The pictures in the data below are to be omitted; all else must be duplicated exactly.

(Beginning of SUPPLIED ENTRIES)

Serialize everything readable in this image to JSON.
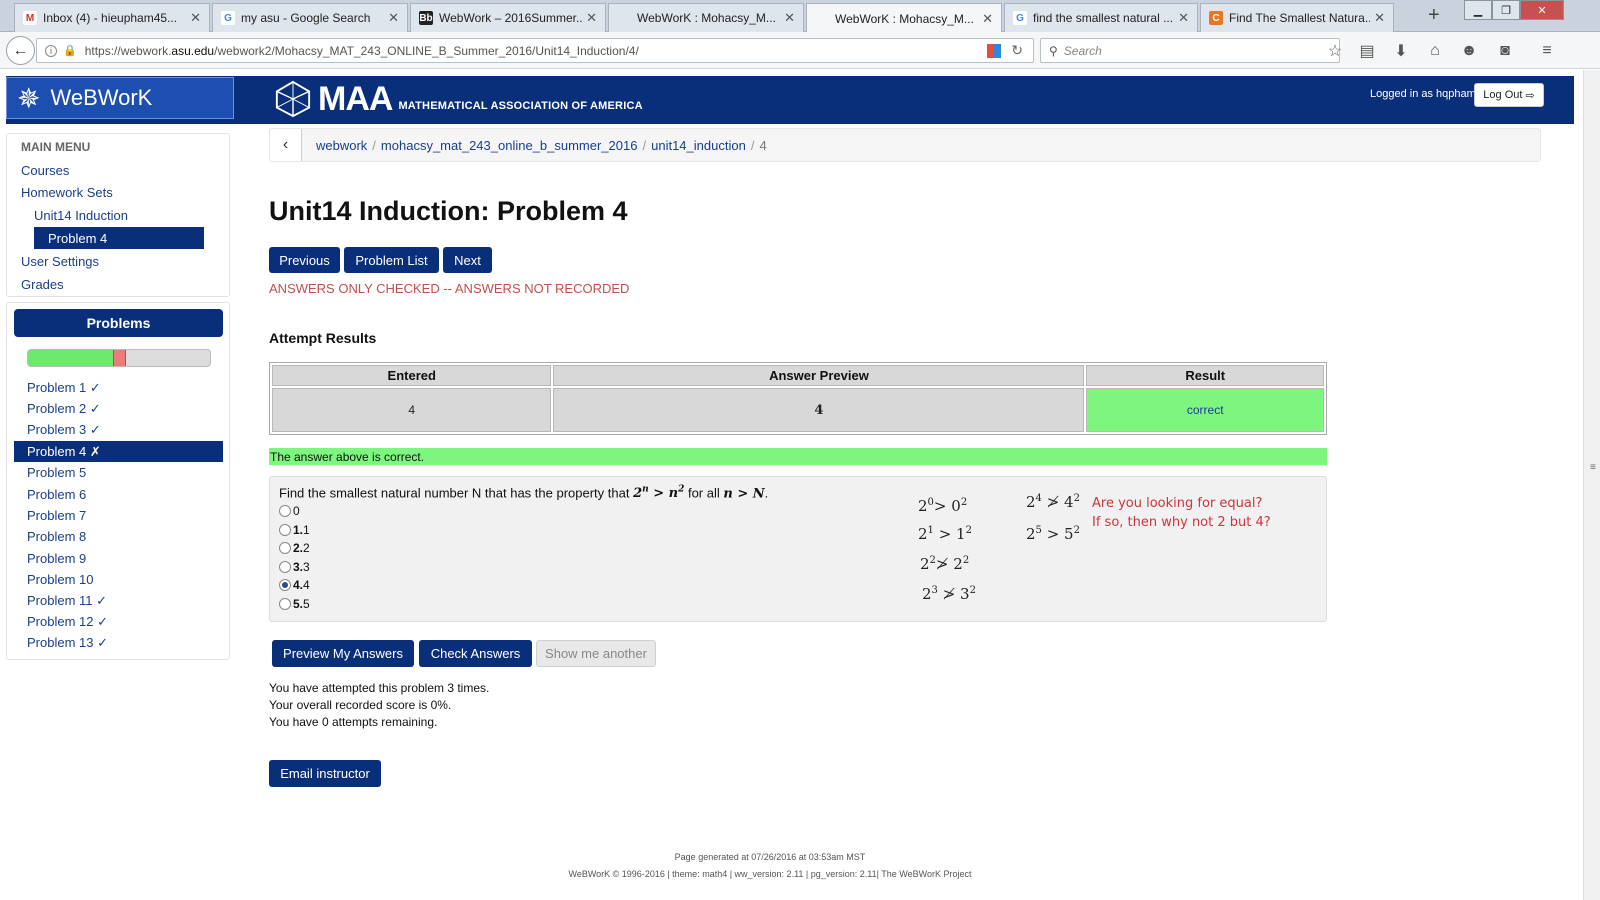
{
  "browser": {
    "tabs": [
      {
        "label": "Inbox (4) - hieupham45...",
        "icon": "gmail-icon",
        "fav": "M",
        "favbg": "#ffffff",
        "favcolor": "#d93025"
      },
      {
        "label": "my asu - Google Search",
        "icon": "google-icon",
        "fav": "G",
        "favbg": "#ffffff",
        "favcolor": "#4285f4"
      },
      {
        "label": "WebWork – 2016Summer...",
        "icon": "blackboard-icon",
        "fav": "Bb",
        "favbg": "#222222",
        "favcolor": "#ffffff"
      },
      {
        "label": "WebWorK : Mohacsy_M...",
        "icon": "page-icon",
        "fav": "",
        "favbg": "transparent",
        "favcolor": "#444"
      },
      {
        "label": "WebWorK : Mohacsy_M...",
        "icon": "page-icon",
        "fav": "",
        "favbg": "transparent",
        "favcolor": "#444"
      },
      {
        "label": "find the smallest natural ...",
        "icon": "google-icon",
        "fav": "G",
        "favbg": "#ffffff",
        "favcolor": "#4285f4"
      },
      {
        "label": "Find The Smallest Natura...",
        "icon": "chegg-icon",
        "fav": "C",
        "favbg": "#e87722",
        "favcolor": "#ffffff"
      }
    ],
    "url_prefix": "https://webwork.",
    "url_domain": "asu.edu",
    "url_path": "/webwork2/Mohacsy_MAT_243_ONLINE_B_Summer_2016/Unit14_Induction/4/",
    "search_placeholder": "Search"
  },
  "header": {
    "logo_text": "WeBWorK",
    "maa_big": "MAA",
    "maa_small": "MATHEMATICAL ASSOCIATION OF AMERICA",
    "logged_in": "Logged in as hqpham.",
    "logout_label": "Log Out"
  },
  "sidebar": {
    "title": "MAIN MENU",
    "courses": "Courses",
    "homework_sets": "Homework Sets",
    "set_name": "Unit14 Induction",
    "current_problem": "Problem 4",
    "user_settings": "User Settings",
    "grades": "Grades",
    "problems_title": "Problems",
    "progress": {
      "correct_fraction": 0.46,
      "incorrect_fraction": 0.07
    },
    "problems": [
      "Problem 1 ✓",
      "Problem 2 ✓",
      "Problem 3 ✓",
      "Problem 4 ✗",
      "Problem 5",
      "Problem 6",
      "Problem 7",
      "Problem 8",
      "Problem 9",
      "Problem 10",
      "Problem 11 ✓",
      "Problem 12 ✓",
      "Problem 13 ✓"
    ]
  },
  "breadcrumb": {
    "items": [
      "webwork",
      "mohacsy_mat_243_online_b_summer_2016",
      "unit14_induction"
    ],
    "current": "4"
  },
  "main": {
    "title": "Unit14 Induction: Problem 4",
    "nav_previous": "Previous",
    "nav_list": "Problem List",
    "nav_next": "Next",
    "notice": "ANSWERS ONLY CHECKED -- ANSWERS NOT RECORDED",
    "attempt_heading": "Attempt Results",
    "results": {
      "headers": [
        "Entered",
        "Answer Preview",
        "Result"
      ],
      "entered": "4",
      "preview": "4",
      "result": "correct"
    },
    "correct_message": "The answer above is correct.",
    "problem": {
      "prefix": "Find the smallest natural number N that has the property that ",
      "middle": " for all ",
      "options": [
        {
          "num": "",
          "label": "0",
          "selected": false
        },
        {
          "num": "1.",
          "label": " 1",
          "selected": false
        },
        {
          "num": "2.",
          "label": " 2",
          "selected": false
        },
        {
          "num": "3.",
          "label": " 3",
          "selected": false
        },
        {
          "num": "4.",
          "label": " 4",
          "selected": true
        },
        {
          "num": "5.",
          "label": " 5",
          "selected": false
        }
      ]
    },
    "annotation": {
      "line1": "Are you looking for equal?",
      "line2": "If so, then why not 2 but 4?"
    },
    "buttons": {
      "preview": "Preview My Answers",
      "check": "Check Answers",
      "another": "Show me another"
    },
    "attempts": [
      "You have attempted this problem 3 times.",
      "Your overall recorded score is 0%.",
      "You have 0 attempts remaining."
    ],
    "email": "Email instructor"
  },
  "footer": {
    "generated": "Page generated at 07/26/2016 at 03:53am MST",
    "credits": "WeBWorK © 1996-2016 | theme: math4 | ww_version: 2.11 | pg_version: 2.11| The WeBWorK Project"
  }
}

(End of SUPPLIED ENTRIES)

■ REPLY:
Serialize everything readable in this image to JSON.
{
  "browser": {
    "tabs": [
      {
        "label": "Inbox (4) - hieupham45...",
        "icon": "gmail-icon",
        "fav": "M",
        "favbg": "#ffffff",
        "favcolor": "#d93025"
      },
      {
        "label": "my asu - Google Search",
        "icon": "google-icon",
        "fav": "G",
        "favbg": "#ffffff",
        "favcolor": "#4285f4"
      },
      {
        "label": "WebWork – 2016Summer...",
        "icon": "blackboard-icon",
        "fav": "Bb",
        "favbg": "#222222",
        "favcolor": "#ffffff"
      },
      {
        "label": "WebWorK : Mohacsy_M...",
        "icon": "page-icon",
        "fav": "",
        "favbg": "transparent",
        "favcolor": "#444"
      },
      {
        "label": "WebWorK : Mohacsy_M...",
        "icon": "page-icon",
        "fav": "",
        "favbg": "transparent",
        "favcolor": "#444"
      },
      {
        "label": "find the smallest natural ...",
        "icon": "google-icon",
        "fav": "G",
        "favbg": "#ffffff",
        "favcolor": "#4285f4"
      },
      {
        "label": "Find The Smallest Natura...",
        "icon": "chegg-icon",
        "fav": "C",
        "favbg": "#e87722",
        "favcolor": "#ffffff"
      }
    ],
    "url_prefix": "https://webwork.",
    "url_domain": "asu.edu",
    "url_path": "/webwork2/Mohacsy_MAT_243_ONLINE_B_Summer_2016/Unit14_Induction/4/",
    "search_placeholder": "Search"
  },
  "header": {
    "logo_text": "WeBWorK",
    "maa_big": "MAA",
    "maa_small": "MATHEMATICAL ASSOCIATION OF AMERICA",
    "logged_in": "Logged in as hqpham.",
    "logout_label": "Log Out"
  },
  "sidebar": {
    "title": "MAIN MENU",
    "courses": "Courses",
    "homework_sets": "Homework Sets",
    "set_name": "Unit14 Induction",
    "current_problem": "Problem 4",
    "user_settings": "User Settings",
    "grades": "Grades",
    "problems_title": "Problems",
    "progress": {
      "correct_fraction": 0.46,
      "incorrect_fraction": 0.07
    },
    "problems": [
      "Problem 1 ✓",
      "Problem 2 ✓",
      "Problem 3 ✓",
      "Problem 4 ✗",
      "Problem 5",
      "Problem 6",
      "Problem 7",
      "Problem 8",
      "Problem 9",
      "Problem 10",
      "Problem 11 ✓",
      "Problem 12 ✓",
      "Problem 13 ✓"
    ]
  },
  "breadcrumb": {
    "items": [
      "webwork",
      "mohacsy_mat_243_online_b_summer_2016",
      "unit14_induction"
    ],
    "current": "4"
  },
  "main": {
    "title": "Unit14 Induction: Problem 4",
    "nav_previous": "Previous",
    "nav_list": "Problem List",
    "nav_next": "Next",
    "notice": "ANSWERS ONLY CHECKED -- ANSWERS NOT RECORDED",
    "attempt_heading": "Attempt Results",
    "results": {
      "headers": [
        "Entered",
        "Answer Preview",
        "Result"
      ],
      "entered": "4",
      "preview": "4",
      "result": "correct"
    },
    "correct_message": "The answer above is correct.",
    "problem": {
      "prefix": "Find the smallest natural number N that has the property that ",
      "middle": " for all ",
      "options": [
        {
          "num": "",
          "label": "0",
          "selected": false
        },
        {
          "num": "1.",
          "label": " 1",
          "selected": false
        },
        {
          "num": "2.",
          "label": " 2",
          "selected": false
        },
        {
          "num": "3.",
          "label": " 3",
          "selected": false
        },
        {
          "num": "4.",
          "label": " 4",
          "selected": true
        },
        {
          "num": "5.",
          "label": " 5",
          "selected": false
        }
      ]
    },
    "annotation": {
      "line1": "Are you looking for equal?",
      "line2": "If so, then why not 2 but 4?"
    },
    "buttons": {
      "preview": "Preview My Answers",
      "check": "Check Answers",
      "another": "Show me another"
    },
    "attempts": [
      "You have attempted this problem 3 times.",
      "Your overall recorded score is 0%.",
      "You have 0 attempts remaining."
    ],
    "email": "Email instructor"
  },
  "footer": {
    "generated": "Page generated at 07/26/2016 at 03:53am MST",
    "credits": "WeBWorK © 1996-2016 | theme: math4 | ww_version: 2.11 | pg_version: 2.11| The WeBWorK Project"
  }
}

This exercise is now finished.